This is why Shubin is interested now in studying lungfish to see how they might also produce walking tracks. He's hoping to show that perhaps these Polish tracks were made by fish (and not tetrapods), and thus don't prove tetrapods predated Tiktaalik after all. So Shubin's motive for this research has everything to do with preserving the status of Tiktaalik -- a fossil he discovered, wrote books about, and from which he won much of his fame -- as a direct transitional form between fish and amphibians. It's an ad hoc auxiliary argument intended to prevent his "specific prediction" of evolutionary biology from falling apart.
But there's one big problem with Shubin's new argument.
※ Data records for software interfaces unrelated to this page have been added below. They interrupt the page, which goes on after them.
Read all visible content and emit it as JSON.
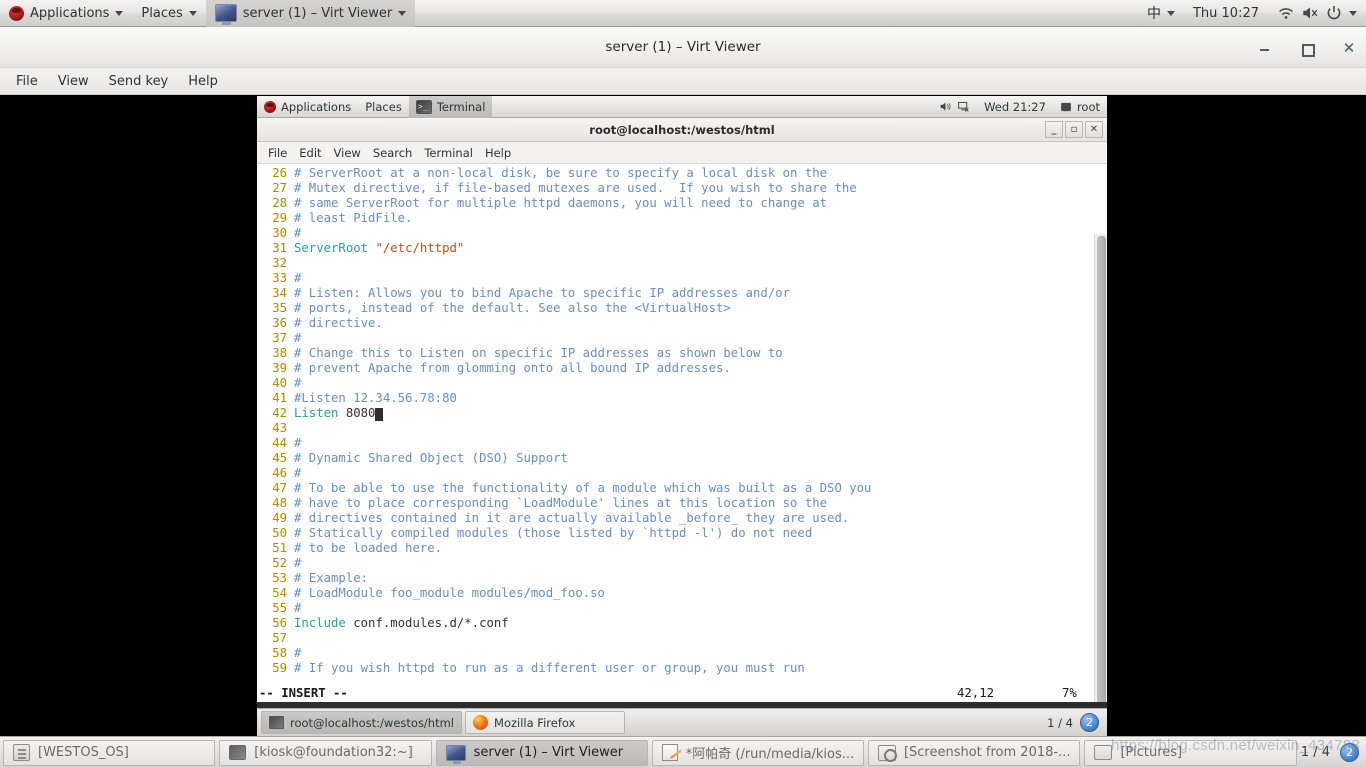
{
  "host_topbar": {
    "applications": "Applications",
    "places": "Places",
    "window_title": "server (1) – Virt Viewer",
    "ime": "中",
    "clock": "Thu 10:27",
    "icons": [
      "redhat-logo",
      "wifi-icon",
      "volume-muted-icon",
      "power-icon",
      "chevron-down-icon"
    ]
  },
  "virt_viewer": {
    "title": "server (1) – Virt Viewer",
    "menus": [
      "File",
      "View",
      "Send key",
      "Help"
    ],
    "window_buttons": [
      "minimize",
      "maximize",
      "close"
    ]
  },
  "guest": {
    "topbar": {
      "applications": "Applications",
      "places": "Places",
      "active_window": "Terminal",
      "clock": "Wed 21:27",
      "user": "root"
    },
    "terminal": {
      "title": "root@localhost:/westos/html",
      "menus": [
        "File",
        "Edit",
        "View",
        "Search",
        "Terminal",
        "Help"
      ],
      "status": {
        "mode": "-- INSERT --",
        "position": "42,12",
        "percent": "7%"
      },
      "lines": [
        {
          "n": "26",
          "cmt": "# ServerRoot at a non-local disk, be sure to specify a local disk on the"
        },
        {
          "n": "27",
          "cmt": "# Mutex directive, if file-based mutexes are used.  If you wish to share the"
        },
        {
          "n": "28",
          "cmt": "# same ServerRoot for multiple httpd daemons, you will need to change at"
        },
        {
          "n": "29",
          "cmt": "# least PidFile."
        },
        {
          "n": "30",
          "cmt": "#"
        },
        {
          "n": "31",
          "dir": "ServerRoot",
          "str": " \"/etc/httpd\""
        },
        {
          "n": "32",
          "cmt": ""
        },
        {
          "n": "33",
          "cmt": "#"
        },
        {
          "n": "34",
          "cmt": "# Listen: Allows you to bind Apache to specific IP addresses and/or"
        },
        {
          "n": "35",
          "cmt": "# ports, instead of the default. See also the <VirtualHost>"
        },
        {
          "n": "36",
          "cmt": "# directive."
        },
        {
          "n": "37",
          "cmt": "#"
        },
        {
          "n": "38",
          "cmt": "# Change this to Listen on specific IP addresses as shown below to"
        },
        {
          "n": "39",
          "cmt": "# prevent Apache from glomming onto all bound IP addresses."
        },
        {
          "n": "40",
          "cmt": "#"
        },
        {
          "n": "41",
          "cmt": "#Listen 12.34.56.78:80"
        },
        {
          "n": "42",
          "dir": "Listen",
          "val": " 8080",
          "cursor": true
        },
        {
          "n": "43",
          "cmt": ""
        },
        {
          "n": "44",
          "cmt": "#"
        },
        {
          "n": "45",
          "cmt": "# Dynamic Shared Object (DSO) Support"
        },
        {
          "n": "46",
          "cmt": "#"
        },
        {
          "n": "47",
          "cmt": "# To be able to use the functionality of a module which was built as a DSO you"
        },
        {
          "n": "48",
          "cmt": "# have to place corresponding `LoadModule' lines at this location so the"
        },
        {
          "n": "49",
          "cmt": "# directives contained in it are actually available _before_ they are used."
        },
        {
          "n": "50",
          "cmt": "# Statically compiled modules (those listed by `httpd -l') do not need"
        },
        {
          "n": "51",
          "cmt": "# to be loaded here."
        },
        {
          "n": "52",
          "cmt": "#"
        },
        {
          "n": "53",
          "cmt": "# Example:"
        },
        {
          "n": "54",
          "cmt": "# LoadModule foo_module modules/mod_foo.so"
        },
        {
          "n": "55",
          "cmt": "#"
        },
        {
          "n": "56",
          "dir": "Include",
          "val": " conf.modules.d/*.conf"
        },
        {
          "n": "57",
          "cmt": ""
        },
        {
          "n": "58",
          "cmt": "#"
        },
        {
          "n": "59",
          "cmt": "# If you wish httpd to run as a different user or group, you must run"
        }
      ]
    },
    "taskbar": {
      "items": [
        {
          "label": "root@localhost:/westos/html",
          "icon": "terminal-icon",
          "active": true
        },
        {
          "label": "Mozilla Firefox",
          "icon": "firefox-icon",
          "active": false
        }
      ],
      "workspace_count": "1 / 4",
      "workspace_badge": "2"
    }
  },
  "host_taskbar": {
    "items": [
      {
        "label": "[WESTOS_OS]",
        "icon": "archive-icon",
        "active": false
      },
      {
        "label": "[kiosk@foundation32:~]",
        "icon": "terminal-icon",
        "active": false
      },
      {
        "label": "server (1) – Virt Viewer",
        "icon": "monitor-icon",
        "active": true
      },
      {
        "label": "*阿帕奇 (/run/media/kios...",
        "icon": "notepad-icon",
        "active": false
      },
      {
        "label": "[Screenshot from 2018-...",
        "icon": "image-viewer-icon",
        "active": false
      },
      {
        "label": "[Pictures]",
        "icon": "folder-icon",
        "active": false
      }
    ],
    "workspace_count": "1 / 4",
    "workspace_badge": "2"
  },
  "watermark": "https://blog.csdn.net/weixin_434788",
  "colors": {
    "line_number": "#b58900",
    "comment": "#6c8ebf",
    "directive": "#2aa198",
    "string": "#cb4b16",
    "terminal_bg": "#ffffff"
  }
}
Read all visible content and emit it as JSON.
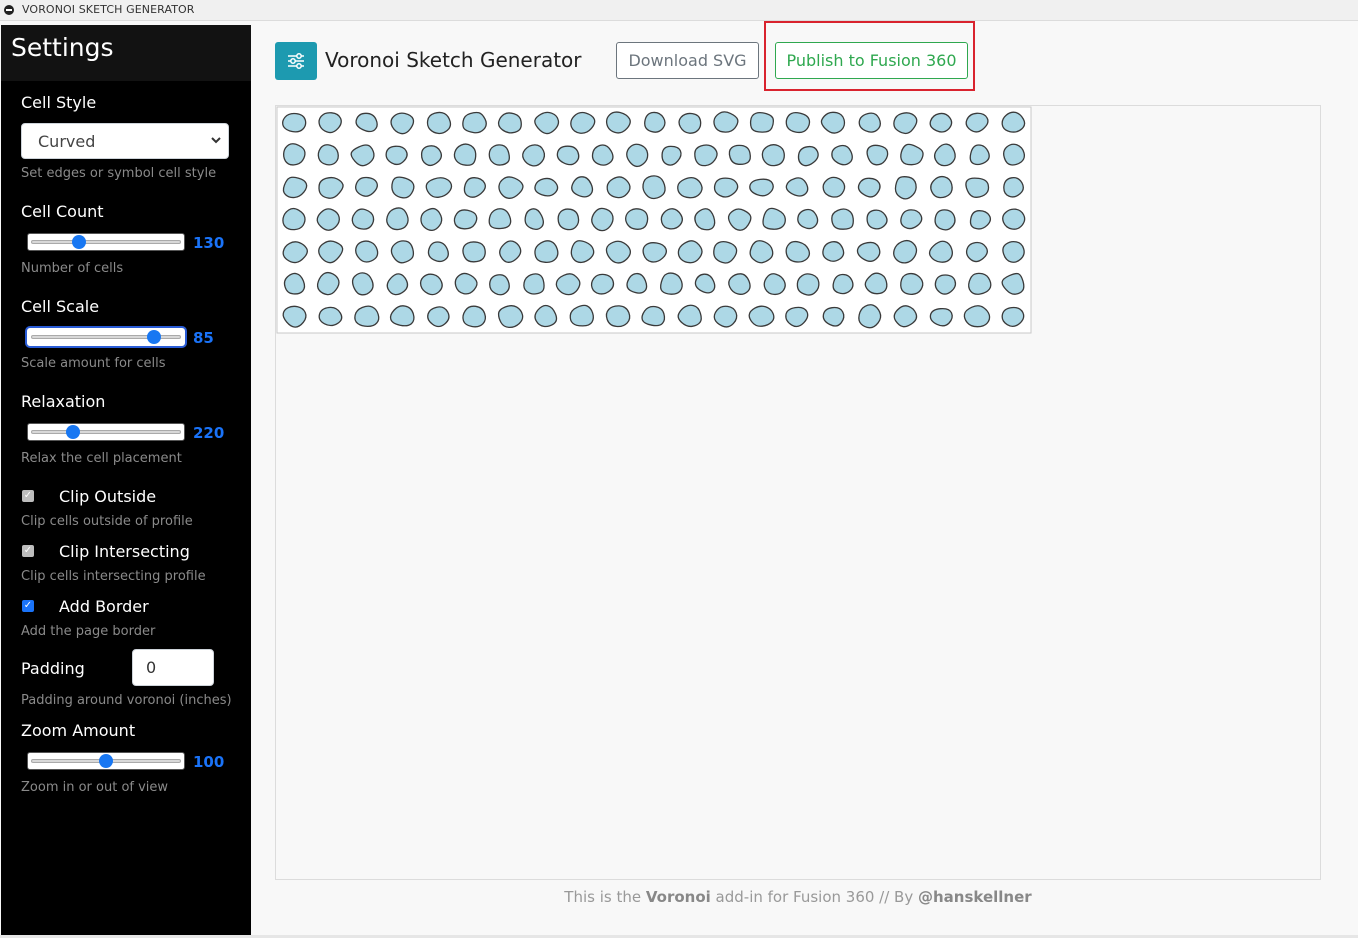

When the Polish tracks were originally found, reports stated things like:
- "They report the stunning discovery of tetrapod trackways with distinct digit imprints from Zachełmie, Poland, that are unambiguously dated to the lowermost Eifelian (397 Myr ago)." (Philippe Janvier & Gaël Clément, "Muddy tetrapod origins," Nature, Vol. 463:40-41 (January 7, 2010) (emphasis added).)
- "Some prints, showing individual digits, were found in limestone slabs unearthed in a quarry near Zachełmie, Poland, dated to about 395 million years ago -- more than 18 million years before tetrapods were thought to have evolved." (Rex Dalton, "Discovery pushes back date of first four-legged animal," Nature News (January 6, 2010) (emphasis added).)
- "The tracks were made by several individuals of a four-limbed species that had digits, or toes, on each foot, according to the research." (John Roach, "Oldest Land-Walker Tracks Found--Pushes Back Evolution," National Geographic (January 6, 2010) (emphasis added).)